## ABOUT THIS EXERCISE
A verbatim repetition of the data below is requested, without images.

**********

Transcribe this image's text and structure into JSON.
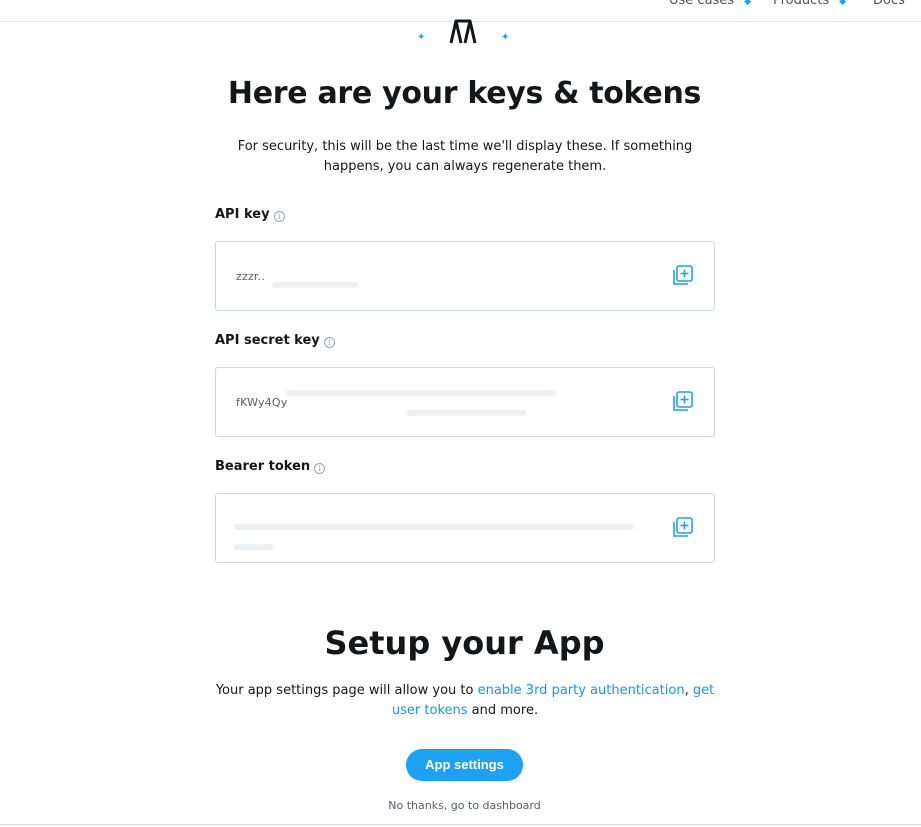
{
  "nav": {
    "items": [
      {
        "label": "Use cases"
      },
      {
        "label": "Products"
      },
      {
        "label": "Docs"
      }
    ]
  },
  "page": {
    "title": "Here are your keys & tokens",
    "subtitle": "For security, this will be the last time we'll display these. If something happens, you can always regenerate them."
  },
  "fields": [
    {
      "label": "API key",
      "value": "zzzr..",
      "icon": "copy-icon"
    },
    {
      "label": "API secret key",
      "value": "fKWy4Qy",
      "icon": "copy-icon"
    },
    {
      "label": "Bearer token",
      "value": "",
      "icon": "copy-icon"
    }
  ],
  "setup": {
    "title": "Setup your App",
    "text_before": "Your app settings page will allow you to ",
    "link_auth": "enable 3rd party authentication",
    "separator": ", ",
    "link_tokens": "get user tokens",
    "text_after": " and more.",
    "button_label": "App settings",
    "dashboard_link": "No thanks, go to dashboard"
  },
  "colors": {
    "accent": "#1da1f2",
    "link": "#1b95e0",
    "text": "#14171a",
    "border": "#ccd6dd"
  }
}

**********

## PROBLEM SOLUTION
Transcribe this image's text and structure into JSON.
{
  "nav": {
    "items": [
      {
        "label": "Use cases"
      },
      {
        "label": "Products"
      },
      {
        "label": "Docs"
      }
    ]
  },
  "page": {
    "title": "Here are your keys & tokens",
    "subtitle": "For security, this will be the last time we'll display these. If something happens, you can always regenerate them."
  },
  "fields": [
    {
      "label": "API key",
      "value": "zzzr..",
      "icon": "copy-icon"
    },
    {
      "label": "API secret key",
      "value": "fKWy4Qy",
      "icon": "copy-icon"
    },
    {
      "label": "Bearer token",
      "value": "",
      "icon": "copy-icon"
    }
  ],
  "setup": {
    "title": "Setup your App",
    "text_before": "Your app settings page will allow you to ",
    "link_auth": "enable 3rd party authentication",
    "separator": ", ",
    "link_tokens": "get user tokens",
    "text_after": " and more.",
    "button_label": "App settings",
    "dashboard_link": "No thanks, go to dashboard"
  },
  "colors": {
    "accent": "#1da1f2",
    "link": "#1b95e0",
    "text": "#14171a",
    "border": "#ccd6dd"
  }
}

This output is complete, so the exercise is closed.